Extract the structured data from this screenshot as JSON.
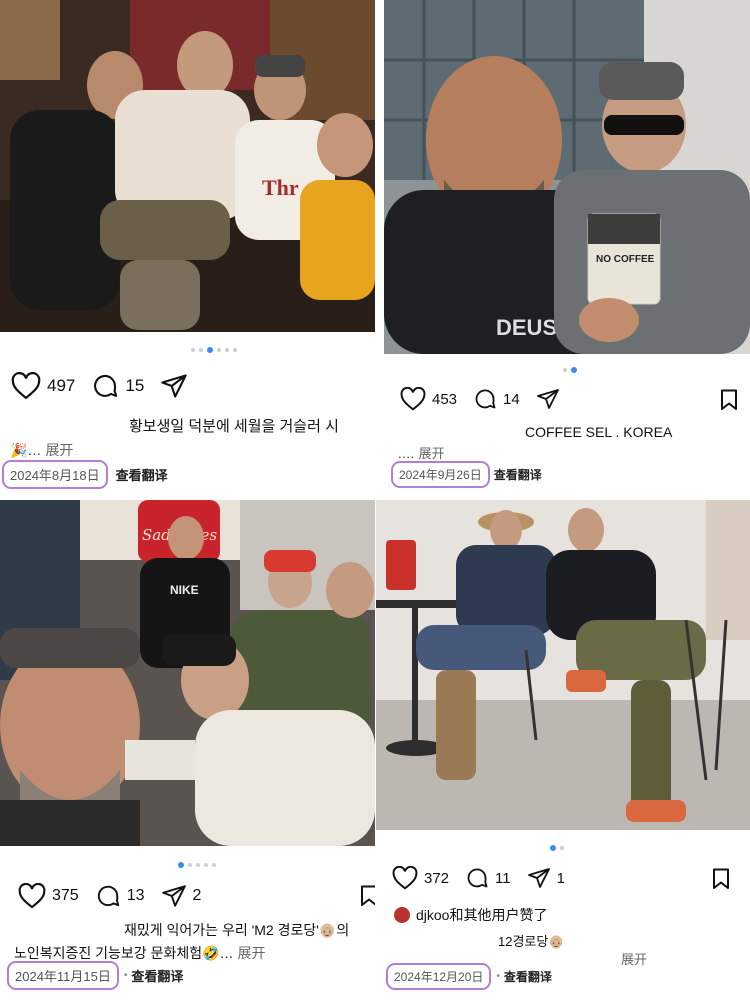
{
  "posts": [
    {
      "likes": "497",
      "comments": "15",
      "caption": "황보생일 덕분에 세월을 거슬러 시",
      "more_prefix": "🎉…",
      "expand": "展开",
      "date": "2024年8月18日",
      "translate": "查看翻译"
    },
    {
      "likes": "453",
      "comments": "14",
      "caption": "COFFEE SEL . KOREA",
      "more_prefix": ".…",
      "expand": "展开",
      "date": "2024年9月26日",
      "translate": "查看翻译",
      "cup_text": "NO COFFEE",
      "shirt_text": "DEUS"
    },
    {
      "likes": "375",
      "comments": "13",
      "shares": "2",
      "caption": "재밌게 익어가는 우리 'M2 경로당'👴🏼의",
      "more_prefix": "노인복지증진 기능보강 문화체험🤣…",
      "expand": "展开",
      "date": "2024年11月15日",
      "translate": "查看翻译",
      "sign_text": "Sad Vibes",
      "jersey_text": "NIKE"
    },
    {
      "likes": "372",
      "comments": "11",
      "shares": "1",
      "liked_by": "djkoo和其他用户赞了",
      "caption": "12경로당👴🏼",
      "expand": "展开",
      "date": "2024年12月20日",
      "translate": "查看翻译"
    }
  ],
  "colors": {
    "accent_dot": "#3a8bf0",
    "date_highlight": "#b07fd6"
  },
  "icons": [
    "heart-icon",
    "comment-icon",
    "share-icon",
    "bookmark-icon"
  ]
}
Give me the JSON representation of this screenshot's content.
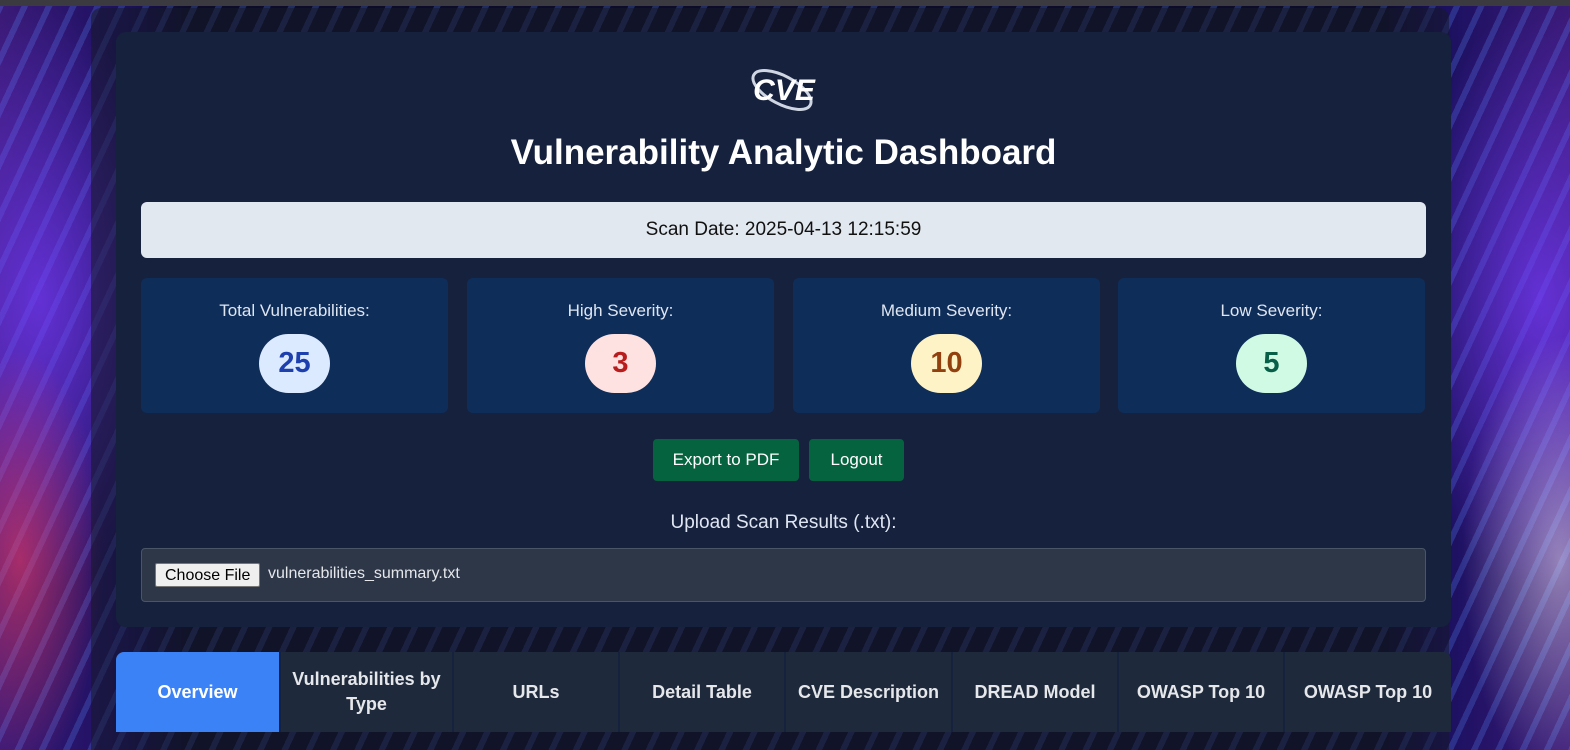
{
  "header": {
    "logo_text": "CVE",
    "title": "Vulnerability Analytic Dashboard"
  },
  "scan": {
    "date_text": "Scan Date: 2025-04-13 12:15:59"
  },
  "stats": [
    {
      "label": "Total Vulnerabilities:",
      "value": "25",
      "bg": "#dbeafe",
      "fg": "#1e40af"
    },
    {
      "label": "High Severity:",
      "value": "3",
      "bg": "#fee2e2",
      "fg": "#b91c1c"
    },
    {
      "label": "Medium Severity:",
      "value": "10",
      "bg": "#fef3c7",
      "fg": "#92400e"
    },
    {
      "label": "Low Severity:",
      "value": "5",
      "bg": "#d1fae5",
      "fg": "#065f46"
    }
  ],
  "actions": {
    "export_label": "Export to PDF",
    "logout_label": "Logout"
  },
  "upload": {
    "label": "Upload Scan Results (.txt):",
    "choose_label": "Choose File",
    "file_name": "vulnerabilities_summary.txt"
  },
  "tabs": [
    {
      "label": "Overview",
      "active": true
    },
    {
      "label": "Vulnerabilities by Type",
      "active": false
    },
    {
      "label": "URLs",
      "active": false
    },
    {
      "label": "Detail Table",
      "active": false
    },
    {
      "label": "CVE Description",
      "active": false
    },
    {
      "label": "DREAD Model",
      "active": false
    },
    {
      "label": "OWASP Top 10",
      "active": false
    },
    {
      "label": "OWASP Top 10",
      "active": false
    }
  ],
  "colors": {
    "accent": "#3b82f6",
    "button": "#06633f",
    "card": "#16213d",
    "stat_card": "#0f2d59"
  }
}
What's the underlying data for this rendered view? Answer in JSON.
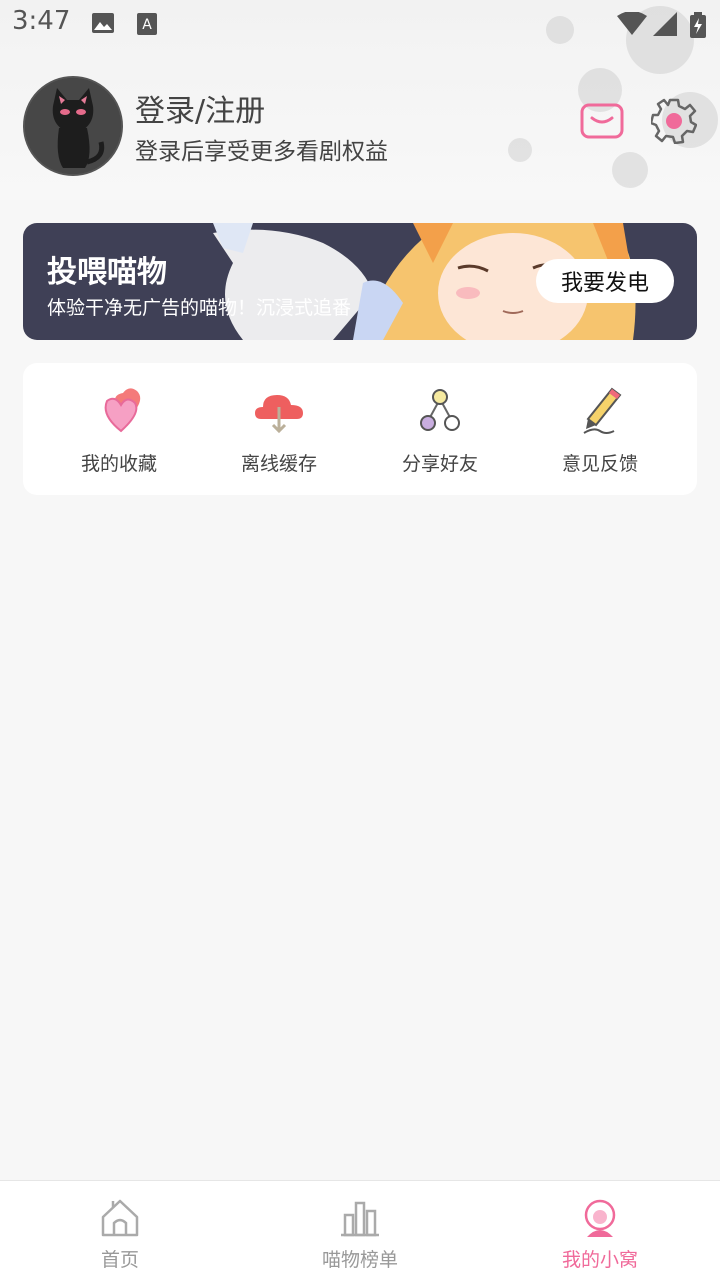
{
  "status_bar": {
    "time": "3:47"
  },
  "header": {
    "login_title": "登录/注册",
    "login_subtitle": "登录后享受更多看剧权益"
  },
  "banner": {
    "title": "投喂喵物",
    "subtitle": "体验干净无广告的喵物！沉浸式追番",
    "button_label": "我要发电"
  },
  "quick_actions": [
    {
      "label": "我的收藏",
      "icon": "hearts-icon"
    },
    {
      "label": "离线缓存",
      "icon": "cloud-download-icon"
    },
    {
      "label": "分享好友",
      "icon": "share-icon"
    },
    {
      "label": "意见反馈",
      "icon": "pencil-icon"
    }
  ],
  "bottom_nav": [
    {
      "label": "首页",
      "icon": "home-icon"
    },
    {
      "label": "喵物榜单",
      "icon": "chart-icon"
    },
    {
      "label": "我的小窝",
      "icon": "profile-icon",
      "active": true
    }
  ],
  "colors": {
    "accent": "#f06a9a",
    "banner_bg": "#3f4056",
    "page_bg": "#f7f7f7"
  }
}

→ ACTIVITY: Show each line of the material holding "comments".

→ YOUR SOLUTION:
      "comments": "15",
      "comments": "14",
      "comments": "13",
      "comments": "11",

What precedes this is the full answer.